There’s a lot more to the simile than that, but I really found this idea of shadows and reflections intriguing. I think about the shadows to which we turn in our modern lives: television shows, movies, the Internet. These things aren’t real things but merely the shadows of real things. Plato argues that no good comes from these shadows (which in his day were lyric poetry and stage dramas rather than Breaking Bad and Duck Dynasty, but it’s the same basic concept), that they serve only to distract us with petty amusement. I wouldn’t go quite that far; I think that music, movies, books, and other amusements have the potential to lead us to deeper (or perhaps loftier) thinking and can help us to live better, more compassionate lives, but I agree with Plato that these things can also have the effect of causing us to see the world in such a way that we don’t act in the best—wisest, most compassionate, most just—way possible. For this reason, we have to be careful what we choose to consume, media-wise and not consume it passively, so that we can always be reaching for goodness and wisdom.
One of my favorite passages explains what happens when we don’t do this:

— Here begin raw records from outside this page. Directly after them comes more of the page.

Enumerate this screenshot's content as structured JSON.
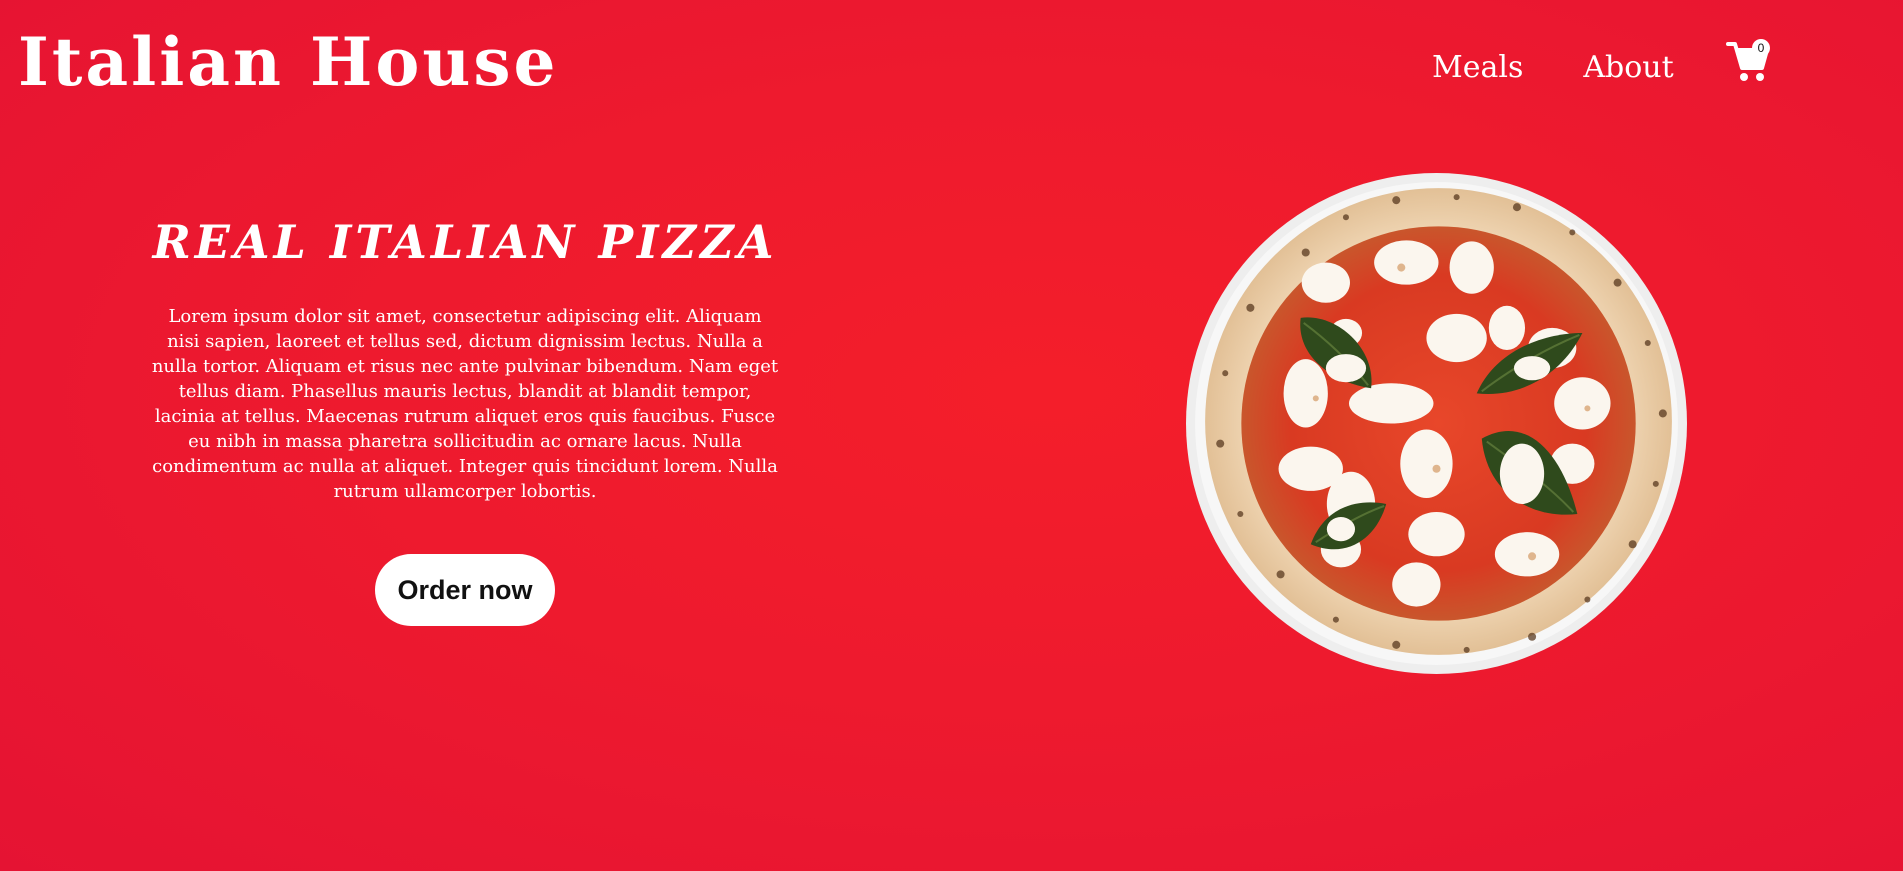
{
  "header": {
    "brand": "Italian House",
    "nav": [
      {
        "label": "Meals"
      },
      {
        "label": "About"
      }
    ],
    "cart": {
      "icon": "cart-icon",
      "count": "0"
    }
  },
  "hero": {
    "title": "REAL ITALIAN PIZZA",
    "description": "Lorem ipsum dolor sit amet, consectetur adipiscing elit. Aliquam nisi sapien, laoreet et tellus sed, dictum dignissim lectus. Nulla a nulla tortor. Aliquam et risus nec ante pulvinar bibendum. Nam eget tellus diam. Phasellus mauris lectus, blandit at blandit tempor, lacinia at tellus. Maecenas rutrum aliquet eros quis faucibus. Fusce eu nibh in massa pharetra sollicitudin ac ornare lacus. Nulla condimentum ac nulla at aliquet. Integer quis tincidunt lorem. Nulla rutrum ullamcorper lobortis.",
    "cta_label": "Order now",
    "image": "margherita-pizza-image"
  },
  "colors": {
    "background": "#ee1a2e",
    "text": "#ffffff",
    "button_bg": "#ffffff",
    "button_text": "#111111"
  }
}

”Those, therefore, who have no experience of wisdom and goodness, and do nothing but have a good time, spend their life straying between the bottom and middle in our illustration, and never rise higher to see or reach the true top, nor achieve any real fulfillment or sure and unadulterated pleasure. They bend over their tables, like sheep with heads bent over their pasture and eyes on the ground, they stuff themselves and copulate, and in their greed for more they kick and butt each other because they are not satisfied, as they cannot be while they fill with unrealities a part of themselves which is itself unreal and insatiable.” (327)
To be our best selves and to have “real fulfillment,” we must always seek what’s real and true in this life and strive always towards wisdom goodness.
That is, if we want to be our best selves and achieve real fulfillment, which I suppose is also open for debate, but the guys in the Republic would have to order more dinner rolls and probably some wine, too.
This, to me, is the reason to read Plato. His Republic doesn’t contain ideas we can—or should—apply to our lives and our societies right out of the box, but we can turn around and contemplate the admittedly wacky ideas it presents. Plato’s ideal society is seriously impractical (and, to me at least, undesirable), but reading about it prompts me to consider what it is that I think is wrong with the idea. Why couldn’t it work? Why shouldn’t it work? And if not Plato’s utopia, what’s a better alternative?
And even more than this, I ask myself, am I basing my life on shadows and reflections rather than on things that are real and true? If I am, is this a bad thing or not? And if it’s a bad thing, what am I going to do about it?
Page references are from the 2003 Penguin Classics edition.